### ENTRIES SHOWN

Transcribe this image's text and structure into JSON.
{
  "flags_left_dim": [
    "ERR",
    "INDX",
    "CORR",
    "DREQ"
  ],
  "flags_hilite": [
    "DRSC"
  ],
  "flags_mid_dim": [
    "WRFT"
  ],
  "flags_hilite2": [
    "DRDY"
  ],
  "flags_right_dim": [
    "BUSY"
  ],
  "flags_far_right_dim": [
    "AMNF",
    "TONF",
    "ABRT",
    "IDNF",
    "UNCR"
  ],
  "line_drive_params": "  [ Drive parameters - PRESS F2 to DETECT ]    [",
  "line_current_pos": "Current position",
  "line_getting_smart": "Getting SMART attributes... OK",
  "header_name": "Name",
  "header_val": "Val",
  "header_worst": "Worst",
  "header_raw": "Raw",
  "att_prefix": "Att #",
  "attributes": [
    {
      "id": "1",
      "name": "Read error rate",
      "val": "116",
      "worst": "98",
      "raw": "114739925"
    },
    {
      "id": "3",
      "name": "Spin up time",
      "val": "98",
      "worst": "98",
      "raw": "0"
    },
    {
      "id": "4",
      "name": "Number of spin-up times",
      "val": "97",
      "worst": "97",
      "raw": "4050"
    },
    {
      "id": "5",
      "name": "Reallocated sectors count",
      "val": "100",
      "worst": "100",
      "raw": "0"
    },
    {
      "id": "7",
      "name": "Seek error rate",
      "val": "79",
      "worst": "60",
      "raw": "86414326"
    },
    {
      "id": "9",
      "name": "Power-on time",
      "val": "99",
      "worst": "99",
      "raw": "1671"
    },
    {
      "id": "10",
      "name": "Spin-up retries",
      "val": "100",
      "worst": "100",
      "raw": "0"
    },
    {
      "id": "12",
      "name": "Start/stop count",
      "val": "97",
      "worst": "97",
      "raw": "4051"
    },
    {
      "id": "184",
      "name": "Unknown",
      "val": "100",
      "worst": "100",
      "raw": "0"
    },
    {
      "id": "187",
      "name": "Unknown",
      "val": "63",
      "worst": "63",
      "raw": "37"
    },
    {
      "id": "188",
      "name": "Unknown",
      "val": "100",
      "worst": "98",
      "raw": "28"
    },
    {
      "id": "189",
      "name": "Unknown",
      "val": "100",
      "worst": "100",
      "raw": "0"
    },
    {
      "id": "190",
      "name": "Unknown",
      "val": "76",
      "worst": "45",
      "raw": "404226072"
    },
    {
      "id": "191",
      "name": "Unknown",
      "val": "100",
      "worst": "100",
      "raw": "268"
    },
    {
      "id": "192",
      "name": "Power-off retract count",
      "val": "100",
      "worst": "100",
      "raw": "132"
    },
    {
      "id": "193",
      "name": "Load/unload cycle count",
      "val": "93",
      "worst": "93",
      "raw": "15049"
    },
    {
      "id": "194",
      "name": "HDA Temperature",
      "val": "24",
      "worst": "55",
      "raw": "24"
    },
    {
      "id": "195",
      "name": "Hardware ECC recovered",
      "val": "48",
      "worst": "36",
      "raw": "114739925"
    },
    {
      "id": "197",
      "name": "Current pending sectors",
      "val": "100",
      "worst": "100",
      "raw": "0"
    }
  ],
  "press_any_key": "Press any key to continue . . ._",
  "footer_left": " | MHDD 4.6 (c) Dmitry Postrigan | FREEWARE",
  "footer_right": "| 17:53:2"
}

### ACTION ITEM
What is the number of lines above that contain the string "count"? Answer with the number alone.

### FINISHED TASK
4